An adult Great Blue Heron came to us from Native Animal Rescue in Santa Cruz after being found April 14 hanging from its right wing by fishing line. On arrival the bird had substantial skin damage and edema midway out the wingtip, and the bones felt possibly fractured under the swelling. We splinted and wrapped the wing for support to make the bird more comfortable, and scheduled x-rays for a few days later when the bird was more stable.

The x-ray showed the wingtip had not been fractured – but rather had ligament and bone damage at one of the two wingtip joints. Over the next week the edema resolved but the skin crossing the wing tip joint necrosed (died), leaving defects in skin coverage and an infected joint. Also the bird’s primary flight feathers were damaged and severely crimped which put them at high risk of breaking. With all the bird’s issues it was not looking good for this bird ever flying again.

In treatment we used a feather repair method where the feathers are soaked in extremely hot water to soften them. Then our staff veterinarian ‘ironed’ the feathers to reshape the crimped zones and thus restore the feather’s normal shape.

The skin and joint injuries were more complicated. Our vet treated the heron by surgically removing dead tissue and closing the main defect with adjacent skin. Another area of skin necrosis that exposed the infected joint itself was debrided, flushed, infused with an injectable antibiotic, and managed as an open wound.

The wingtip injuries finally and completely healed as of earlier this week, and we were at last confident the bird was out of the woods.

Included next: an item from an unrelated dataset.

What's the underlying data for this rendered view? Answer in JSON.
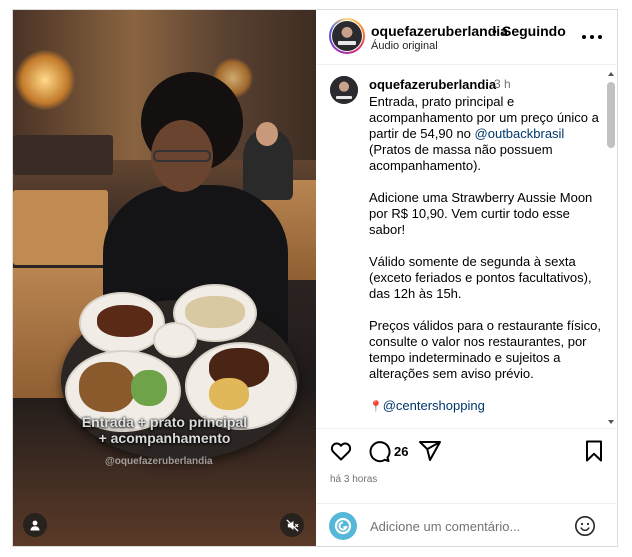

So, with great pleasure, we released this gorgeous Great Blue Heron this week and watched it gracefully fly into the marsh!

 Photo by Cheryl Reynolds